>>>>>
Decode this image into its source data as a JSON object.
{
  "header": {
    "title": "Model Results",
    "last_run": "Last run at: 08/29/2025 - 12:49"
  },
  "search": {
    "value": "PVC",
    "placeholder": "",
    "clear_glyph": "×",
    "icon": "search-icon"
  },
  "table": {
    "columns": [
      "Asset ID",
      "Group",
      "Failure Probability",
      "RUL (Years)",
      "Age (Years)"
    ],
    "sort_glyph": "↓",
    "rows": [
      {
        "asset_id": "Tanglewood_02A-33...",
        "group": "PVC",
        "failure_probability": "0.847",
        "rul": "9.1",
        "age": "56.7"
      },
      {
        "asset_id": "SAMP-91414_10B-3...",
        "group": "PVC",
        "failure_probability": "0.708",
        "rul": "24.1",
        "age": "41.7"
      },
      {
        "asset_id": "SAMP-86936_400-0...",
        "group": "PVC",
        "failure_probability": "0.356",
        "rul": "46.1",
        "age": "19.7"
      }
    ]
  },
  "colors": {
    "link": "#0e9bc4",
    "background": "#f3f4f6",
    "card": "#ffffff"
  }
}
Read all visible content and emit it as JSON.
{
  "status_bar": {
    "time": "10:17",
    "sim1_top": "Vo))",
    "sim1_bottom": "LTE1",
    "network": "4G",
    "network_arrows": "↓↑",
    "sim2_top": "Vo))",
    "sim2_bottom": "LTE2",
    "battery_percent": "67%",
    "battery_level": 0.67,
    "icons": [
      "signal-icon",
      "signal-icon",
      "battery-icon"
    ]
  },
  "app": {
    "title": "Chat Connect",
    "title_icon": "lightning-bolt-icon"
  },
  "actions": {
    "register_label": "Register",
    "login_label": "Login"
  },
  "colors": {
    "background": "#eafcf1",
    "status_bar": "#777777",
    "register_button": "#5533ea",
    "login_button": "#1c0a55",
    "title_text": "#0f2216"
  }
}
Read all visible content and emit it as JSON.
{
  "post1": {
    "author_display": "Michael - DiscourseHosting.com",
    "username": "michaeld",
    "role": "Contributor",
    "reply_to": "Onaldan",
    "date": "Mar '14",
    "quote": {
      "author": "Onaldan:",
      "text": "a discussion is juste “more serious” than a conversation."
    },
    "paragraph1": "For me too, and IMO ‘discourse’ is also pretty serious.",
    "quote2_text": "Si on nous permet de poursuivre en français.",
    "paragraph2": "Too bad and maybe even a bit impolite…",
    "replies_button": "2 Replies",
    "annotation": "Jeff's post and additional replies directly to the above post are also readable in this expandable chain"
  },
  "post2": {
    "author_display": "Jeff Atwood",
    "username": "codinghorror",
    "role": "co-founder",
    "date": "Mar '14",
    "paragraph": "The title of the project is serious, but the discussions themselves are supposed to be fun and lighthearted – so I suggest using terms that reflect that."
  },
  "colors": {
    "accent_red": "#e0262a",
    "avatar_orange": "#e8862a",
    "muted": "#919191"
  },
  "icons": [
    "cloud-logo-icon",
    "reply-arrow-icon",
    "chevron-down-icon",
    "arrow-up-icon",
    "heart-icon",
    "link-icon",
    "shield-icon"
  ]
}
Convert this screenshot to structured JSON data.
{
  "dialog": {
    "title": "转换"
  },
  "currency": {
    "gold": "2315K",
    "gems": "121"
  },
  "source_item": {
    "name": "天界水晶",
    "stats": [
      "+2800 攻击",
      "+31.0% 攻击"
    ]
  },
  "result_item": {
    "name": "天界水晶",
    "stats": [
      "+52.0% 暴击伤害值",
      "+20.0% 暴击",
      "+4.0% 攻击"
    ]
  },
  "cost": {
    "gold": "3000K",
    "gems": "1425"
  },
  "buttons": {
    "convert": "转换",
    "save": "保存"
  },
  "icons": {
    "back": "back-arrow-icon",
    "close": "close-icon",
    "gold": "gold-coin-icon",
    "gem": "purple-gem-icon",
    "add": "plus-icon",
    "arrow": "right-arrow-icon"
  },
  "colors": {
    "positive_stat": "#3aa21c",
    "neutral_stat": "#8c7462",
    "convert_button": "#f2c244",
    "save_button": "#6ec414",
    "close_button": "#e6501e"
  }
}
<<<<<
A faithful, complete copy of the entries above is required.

Decode this image into its source data as a JSON object.
{
  "header": {
    "title": "Model Results",
    "last_run": "Last run at: 08/29/2025 - 12:49"
  },
  "search": {
    "value": "PVC",
    "placeholder": "",
    "clear_glyph": "×",
    "icon": "search-icon"
  },
  "table": {
    "columns": [
      "Asset ID",
      "Group",
      "Failure Probability",
      "RUL (Years)",
      "Age (Years)"
    ],
    "sort_glyph": "↓",
    "rows": [
      {
        "asset_id": "Tanglewood_02A-33...",
        "group": "PVC",
        "failure_probability": "0.847",
        "rul": "9.1",
        "age": "56.7"
      },
      {
        "asset_id": "SAMP-91414_10B-3...",
        "group": "PVC",
        "failure_probability": "0.708",
        "rul": "24.1",
        "age": "41.7"
      },
      {
        "asset_id": "SAMP-86936_400-0...",
        "group": "PVC",
        "failure_probability": "0.356",
        "rul": "46.1",
        "age": "19.7"
      }
    ]
  },
  "colors": {
    "link": "#0e9bc4",
    "background": "#f3f4f6",
    "card": "#ffffff"
  }
}
Read all visible content and emit it as JSON.
{
  "status_bar": {
    "time": "10:17",
    "sim1_top": "Vo))",
    "sim1_bottom": "LTE1",
    "network": "4G",
    "network_arrows": "↓↑",
    "sim2_top": "Vo))",
    "sim2_bottom": "LTE2",
    "battery_percent": "67%",
    "battery_level": 0.67,
    "icons": [
      "signal-icon",
      "signal-icon",
      "battery-icon"
    ]
  },
  "app": {
    "title": "Chat Connect",
    "title_icon": "lightning-bolt-icon"
  },
  "actions": {
    "register_label": "Register",
    "login_label": "Login"
  },
  "colors": {
    "background": "#eafcf1",
    "status_bar": "#777777",
    "register_button": "#5533ea",
    "login_button": "#1c0a55",
    "title_text": "#0f2216"
  }
}
Read all visible content and emit it as JSON.
{
  "post1": {
    "author_display": "Michael - DiscourseHosting.com",
    "username": "michaeld",
    "role": "Contributor",
    "reply_to": "Onaldan",
    "date": "Mar '14",
    "quote": {
      "author": "Onaldan:",
      "text": "a discussion is juste “more serious” than a conversation."
    },
    "paragraph1": "For me too, and IMO ‘discourse’ is also pretty serious.",
    "quote2_text": "Si on nous permet de poursuivre en français.",
    "paragraph2": "Too bad and maybe even a bit impolite…",
    "replies_button": "2 Replies",
    "annotation": "Jeff's post and additional replies directly to the above post are also readable in this expandable chain"
  },
  "post2": {
    "author_display": "Jeff Atwood",
    "username": "codinghorror",
    "role": "co-founder",
    "date": "Mar '14",
    "paragraph": "The title of the project is serious, but the discussions themselves are supposed to be fun and lighthearted – so I suggest using terms that reflect that."
  },
  "colors": {
    "accent_red": "#e0262a",
    "avatar_orange": "#e8862a",
    "muted": "#919191"
  },
  "icons": [
    "cloud-logo-icon",
    "reply-arrow-icon",
    "chevron-down-icon",
    "arrow-up-icon",
    "heart-icon",
    "link-icon",
    "shield-icon"
  ]
}
Convert this screenshot to structured JSON data.
{
  "dialog": {
    "title": "转换"
  },
  "currency": {
    "gold": "2315K",
    "gems": "121"
  },
  "source_item": {
    "name": "天界水晶",
    "stats": [
      "+2800 攻击",
      "+31.0% 攻击"
    ]
  },
  "result_item": {
    "name": "天界水晶",
    "stats": [
      "+52.0% 暴击伤害值",
      "+20.0% 暴击",
      "+4.0% 攻击"
    ]
  },
  "cost": {
    "gold": "3000K",
    "gems": "1425"
  },
  "buttons": {
    "convert": "转换",
    "save": "保存"
  },
  "icons": {
    "back": "back-arrow-icon",
    "close": "close-icon",
    "gold": "gold-coin-icon",
    "gem": "purple-gem-icon",
    "add": "plus-icon",
    "arrow": "right-arrow-icon"
  },
  "colors": {
    "positive_stat": "#3aa21c",
    "neutral_stat": "#8c7462",
    "convert_button": "#f2c244",
    "save_button": "#6ec414",
    "close_button": "#e6501e"
  }
}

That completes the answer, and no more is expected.